#1 & #2 look like Laccaria laccata – the Common Laccaria. #4 & #5 are some sort of Boletus; the staining of the flesh which first turns blue and then reddish brown is quite distinctive, but they don’t match anything in my books.
#6 looks like Phaeolis schweinitzii – the Dyer’s Polypore. #8 & #10 are a Russula species – possibly R. xerampelina – the Woodland Russula.
#11 to #13 are also Russula species possibly R. occidentalis – the Western Russula. #14 is a bracket fungus (conk) of some kind, #15 & #16 look like Boletus mirabilis – Admirable Boletus.
#17 to #20 are Amanita muscaria – the Fly Amanita (which can be lemon yellow, but is more often red or dark orange)
#22 might be Polyporus badius – the Black-footed Polypore. It has a thin cap with fine pores on the bottom instead of tubes or gills.
Photos #23 to #35 are mainly Boletus, Suillus, or Leccinum species, all of which have tubes instead of gills. The very big one in the lupines and the photo after it are probably Boletus edulis – the King Bolete.
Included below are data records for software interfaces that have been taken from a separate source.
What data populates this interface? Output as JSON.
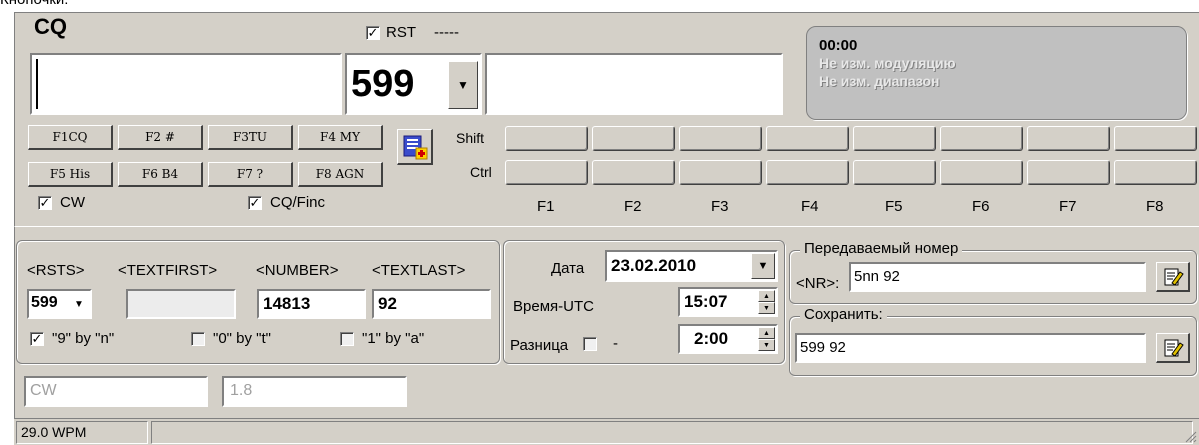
{
  "partial_title": "Кнопочки:",
  "top": {
    "cq_label": "CQ",
    "rst_label": "RST",
    "rst_dashes": "-----",
    "rst_value": "599",
    "info_time": "00:00",
    "info_line1": "Не изм. модуляцию",
    "info_line2": "Не изм. диапазон"
  },
  "macro_buttons": [
    "F1CQ",
    "F2 #",
    "F3TU",
    "F4 MY",
    "F5 His",
    "F6 B4",
    "F7 ?",
    "F8 AGN"
  ],
  "shift_label": "Shift",
  "ctrl_label": "Ctrl",
  "fkey_labels": [
    "F1",
    "F2",
    "F3",
    "F4",
    "F5",
    "F6",
    "F7",
    "F8"
  ],
  "cw_check_label": "CW",
  "cqfinc_check_label": "CQ/Finc",
  "fields": {
    "rsts_header": "<RSTS>",
    "textfirst_header": "<TEXTFIRST>",
    "number_header": "<NUMBER>",
    "textlast_header": "<TEXTLAST>",
    "rsts_value": "599",
    "textfirst_value": "",
    "number_value": "14813",
    "textlast_value": "92",
    "opt_9n": "\"9\" by \"n\"",
    "opt_0t": "\"0\" by \"t\"",
    "opt_1a": "\"1\" by \"a\""
  },
  "datetime": {
    "date_label": "Дата",
    "date_value": "23.02.2010",
    "utc_label": "Время-UTC",
    "utc_value": "15:07",
    "diff_label": "Разница",
    "diff_sign": "-",
    "diff_value": "2:00"
  },
  "transmit": {
    "group_label": "Передаваемый номер",
    "nr_label": "<NR>:",
    "nr_value": "5nn 92",
    "save_group_label": "Сохранить:",
    "save_value": "599 92"
  },
  "bottom": {
    "mode_value": "CW",
    "band_value": "1.8",
    "status_wpm": "29.0 WPM"
  },
  "colors": {
    "panel_bg": "#d4d0c8",
    "info_panel_bg": "#c0c0c0",
    "info_text": "#000000",
    "info_dim_text": "#e8e8e8"
  }
}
It’s a fairly common species in the subalpine and very tasty when young and firm. The netted stem is often very fat at the base and the white flesh doesn’t change colour when cut or bruised. The third photo from the end is also Amanita muscaria.”